When I’m landscape painting I’m always drawn to the curious, in-between
places where the outdoors and indoors meet. This could be an
ivy-smothered barn that almost looks like it is disappearing into the
landscape, or an ocean view from an open window. The places where
architecture and the natural world collide make a composition
eye-catching and compelling because they integrate elements that we
usually think of as distinct and separate. Bringing them together
creates a tension that some of the landscape paintings I like best have
I judge a successful cityscape painting by whether or not the
architecture, the weather, and the figures—everything in the

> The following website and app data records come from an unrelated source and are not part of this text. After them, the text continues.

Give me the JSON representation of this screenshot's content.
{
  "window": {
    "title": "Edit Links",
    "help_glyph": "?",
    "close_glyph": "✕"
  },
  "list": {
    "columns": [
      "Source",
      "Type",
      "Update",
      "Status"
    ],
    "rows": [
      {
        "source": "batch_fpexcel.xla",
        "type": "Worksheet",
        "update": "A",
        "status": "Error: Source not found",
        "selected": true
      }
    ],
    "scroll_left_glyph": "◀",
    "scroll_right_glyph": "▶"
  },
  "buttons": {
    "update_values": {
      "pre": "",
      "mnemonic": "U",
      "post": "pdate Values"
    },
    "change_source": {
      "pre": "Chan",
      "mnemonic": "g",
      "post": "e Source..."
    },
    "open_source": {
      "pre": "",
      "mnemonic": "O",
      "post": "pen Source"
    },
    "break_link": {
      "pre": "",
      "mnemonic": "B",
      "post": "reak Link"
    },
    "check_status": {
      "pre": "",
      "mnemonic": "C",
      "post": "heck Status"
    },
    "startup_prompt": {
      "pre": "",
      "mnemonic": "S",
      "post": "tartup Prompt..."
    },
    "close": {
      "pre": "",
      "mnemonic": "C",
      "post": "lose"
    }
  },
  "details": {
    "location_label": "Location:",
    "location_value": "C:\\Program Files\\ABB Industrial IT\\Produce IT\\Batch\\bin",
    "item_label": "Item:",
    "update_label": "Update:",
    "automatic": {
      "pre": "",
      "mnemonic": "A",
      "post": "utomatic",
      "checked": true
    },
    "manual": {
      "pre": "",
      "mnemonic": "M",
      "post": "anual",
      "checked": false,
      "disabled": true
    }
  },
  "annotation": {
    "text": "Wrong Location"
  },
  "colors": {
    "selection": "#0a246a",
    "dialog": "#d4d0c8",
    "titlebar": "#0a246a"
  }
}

painting—combine to transport me somewhere different. If that happens
and the barrier between my reality and the painted alternative gets a
little blurry, letting me see different sites and locales as though I
were actually there, the painting is a winner.
Over and over again I hear artists cooing about the thick richness
of oil paints and its appealing spreadability, and yes, all of that is totally true.
But artist Bev Jozwiak is giving oil a run for its money in terms of buttery appearance
and saturated colors, and she’s doing it with watercolor.